Records drawn from a dataset:
▼

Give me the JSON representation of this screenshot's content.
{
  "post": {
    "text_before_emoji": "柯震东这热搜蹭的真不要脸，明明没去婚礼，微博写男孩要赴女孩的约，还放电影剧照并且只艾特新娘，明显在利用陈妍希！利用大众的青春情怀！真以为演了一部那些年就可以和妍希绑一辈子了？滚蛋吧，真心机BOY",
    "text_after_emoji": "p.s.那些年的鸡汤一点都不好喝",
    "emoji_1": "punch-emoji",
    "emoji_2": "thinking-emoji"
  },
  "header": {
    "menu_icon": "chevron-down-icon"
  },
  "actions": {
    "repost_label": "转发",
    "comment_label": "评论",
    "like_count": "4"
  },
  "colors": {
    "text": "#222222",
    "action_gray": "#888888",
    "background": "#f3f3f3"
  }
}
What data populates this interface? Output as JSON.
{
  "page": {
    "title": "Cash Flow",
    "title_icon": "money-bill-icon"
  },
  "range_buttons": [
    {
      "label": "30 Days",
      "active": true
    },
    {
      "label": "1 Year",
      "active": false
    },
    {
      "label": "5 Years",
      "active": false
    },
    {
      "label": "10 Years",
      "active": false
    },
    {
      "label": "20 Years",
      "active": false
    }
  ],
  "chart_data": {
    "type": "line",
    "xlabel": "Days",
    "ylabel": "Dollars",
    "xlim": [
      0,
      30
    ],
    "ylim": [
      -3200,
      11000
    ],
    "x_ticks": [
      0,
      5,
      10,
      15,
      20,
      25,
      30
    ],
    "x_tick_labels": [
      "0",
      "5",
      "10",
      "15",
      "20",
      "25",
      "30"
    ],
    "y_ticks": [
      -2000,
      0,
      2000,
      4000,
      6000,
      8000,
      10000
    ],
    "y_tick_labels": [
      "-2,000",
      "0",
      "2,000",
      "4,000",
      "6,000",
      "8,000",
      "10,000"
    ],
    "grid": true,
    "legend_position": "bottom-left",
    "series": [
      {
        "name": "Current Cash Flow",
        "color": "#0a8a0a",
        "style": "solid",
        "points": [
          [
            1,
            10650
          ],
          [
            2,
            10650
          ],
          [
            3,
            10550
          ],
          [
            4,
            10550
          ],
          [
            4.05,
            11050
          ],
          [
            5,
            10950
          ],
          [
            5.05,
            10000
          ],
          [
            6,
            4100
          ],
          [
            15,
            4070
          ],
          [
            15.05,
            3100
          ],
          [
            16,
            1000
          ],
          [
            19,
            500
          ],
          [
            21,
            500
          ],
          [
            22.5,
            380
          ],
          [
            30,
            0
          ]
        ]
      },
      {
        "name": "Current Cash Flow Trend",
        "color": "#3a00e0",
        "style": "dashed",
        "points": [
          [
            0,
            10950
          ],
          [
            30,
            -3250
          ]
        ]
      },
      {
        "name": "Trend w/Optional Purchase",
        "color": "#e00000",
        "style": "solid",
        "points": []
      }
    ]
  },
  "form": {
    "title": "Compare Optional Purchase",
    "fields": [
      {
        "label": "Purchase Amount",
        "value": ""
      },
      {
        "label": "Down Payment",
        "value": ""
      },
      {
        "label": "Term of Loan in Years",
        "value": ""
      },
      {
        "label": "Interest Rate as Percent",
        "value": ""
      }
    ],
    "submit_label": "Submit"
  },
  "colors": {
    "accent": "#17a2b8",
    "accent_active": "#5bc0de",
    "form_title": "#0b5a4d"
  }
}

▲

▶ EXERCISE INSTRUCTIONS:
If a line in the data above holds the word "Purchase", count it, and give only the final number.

▶ RESPONSE:
3